What you have to do
How many lines in the records below contain "this"? Reply with the number alone.

Provided data

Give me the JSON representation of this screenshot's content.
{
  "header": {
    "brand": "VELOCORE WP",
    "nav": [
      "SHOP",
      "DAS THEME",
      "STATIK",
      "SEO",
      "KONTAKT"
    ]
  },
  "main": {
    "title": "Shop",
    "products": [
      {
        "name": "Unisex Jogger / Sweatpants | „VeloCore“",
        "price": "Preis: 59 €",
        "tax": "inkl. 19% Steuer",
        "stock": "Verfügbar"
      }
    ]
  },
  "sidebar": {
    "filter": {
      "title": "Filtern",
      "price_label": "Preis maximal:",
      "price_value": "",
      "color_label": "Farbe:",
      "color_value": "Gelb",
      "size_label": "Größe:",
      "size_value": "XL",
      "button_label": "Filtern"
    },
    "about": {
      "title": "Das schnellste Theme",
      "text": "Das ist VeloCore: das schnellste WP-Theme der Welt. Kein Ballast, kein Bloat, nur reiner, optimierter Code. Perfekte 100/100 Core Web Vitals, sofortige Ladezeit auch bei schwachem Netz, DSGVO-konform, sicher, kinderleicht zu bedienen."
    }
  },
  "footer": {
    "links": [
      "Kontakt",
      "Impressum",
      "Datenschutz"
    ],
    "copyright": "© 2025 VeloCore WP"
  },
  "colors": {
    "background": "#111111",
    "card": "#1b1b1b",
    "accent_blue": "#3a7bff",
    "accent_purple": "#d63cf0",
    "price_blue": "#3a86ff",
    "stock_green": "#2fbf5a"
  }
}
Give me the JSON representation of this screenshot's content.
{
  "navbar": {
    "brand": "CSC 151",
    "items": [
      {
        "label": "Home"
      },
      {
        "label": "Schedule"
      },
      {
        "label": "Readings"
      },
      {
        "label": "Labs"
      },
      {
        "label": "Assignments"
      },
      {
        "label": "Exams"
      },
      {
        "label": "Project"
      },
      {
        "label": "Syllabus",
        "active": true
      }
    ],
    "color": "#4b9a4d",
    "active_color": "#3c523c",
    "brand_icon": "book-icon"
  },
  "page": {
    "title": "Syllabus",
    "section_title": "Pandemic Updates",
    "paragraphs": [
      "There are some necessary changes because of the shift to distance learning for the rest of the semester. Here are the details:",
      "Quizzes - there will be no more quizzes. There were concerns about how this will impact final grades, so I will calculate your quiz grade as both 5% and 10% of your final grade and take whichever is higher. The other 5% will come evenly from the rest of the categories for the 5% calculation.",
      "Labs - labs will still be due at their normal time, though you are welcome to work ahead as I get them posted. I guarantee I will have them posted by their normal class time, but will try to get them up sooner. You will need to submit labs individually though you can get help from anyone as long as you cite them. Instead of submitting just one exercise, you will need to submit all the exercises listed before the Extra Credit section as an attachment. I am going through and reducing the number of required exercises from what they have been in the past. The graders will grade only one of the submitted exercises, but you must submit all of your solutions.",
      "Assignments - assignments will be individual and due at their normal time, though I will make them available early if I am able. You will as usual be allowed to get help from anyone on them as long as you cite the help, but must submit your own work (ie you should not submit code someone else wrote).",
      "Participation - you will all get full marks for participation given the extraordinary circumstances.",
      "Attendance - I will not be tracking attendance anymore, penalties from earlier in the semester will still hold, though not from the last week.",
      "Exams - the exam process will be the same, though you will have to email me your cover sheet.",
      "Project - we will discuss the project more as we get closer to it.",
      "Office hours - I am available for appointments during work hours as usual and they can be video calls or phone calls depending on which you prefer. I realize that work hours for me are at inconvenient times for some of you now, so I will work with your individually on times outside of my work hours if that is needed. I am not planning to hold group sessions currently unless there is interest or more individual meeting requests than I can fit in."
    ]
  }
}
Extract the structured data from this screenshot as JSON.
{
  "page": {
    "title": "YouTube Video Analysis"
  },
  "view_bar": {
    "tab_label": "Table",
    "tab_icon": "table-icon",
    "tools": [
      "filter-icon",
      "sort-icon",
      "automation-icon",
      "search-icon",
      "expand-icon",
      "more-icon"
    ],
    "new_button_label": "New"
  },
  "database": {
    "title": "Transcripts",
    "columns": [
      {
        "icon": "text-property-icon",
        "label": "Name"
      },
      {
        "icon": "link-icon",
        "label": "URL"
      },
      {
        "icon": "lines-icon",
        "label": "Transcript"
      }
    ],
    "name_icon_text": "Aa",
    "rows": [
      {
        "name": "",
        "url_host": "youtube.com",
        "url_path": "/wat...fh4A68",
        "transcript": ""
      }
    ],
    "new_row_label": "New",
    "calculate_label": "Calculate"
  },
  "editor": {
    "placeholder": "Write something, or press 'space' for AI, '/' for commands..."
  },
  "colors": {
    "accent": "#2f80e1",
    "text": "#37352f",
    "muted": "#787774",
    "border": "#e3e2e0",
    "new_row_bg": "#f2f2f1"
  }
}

Expected answer
4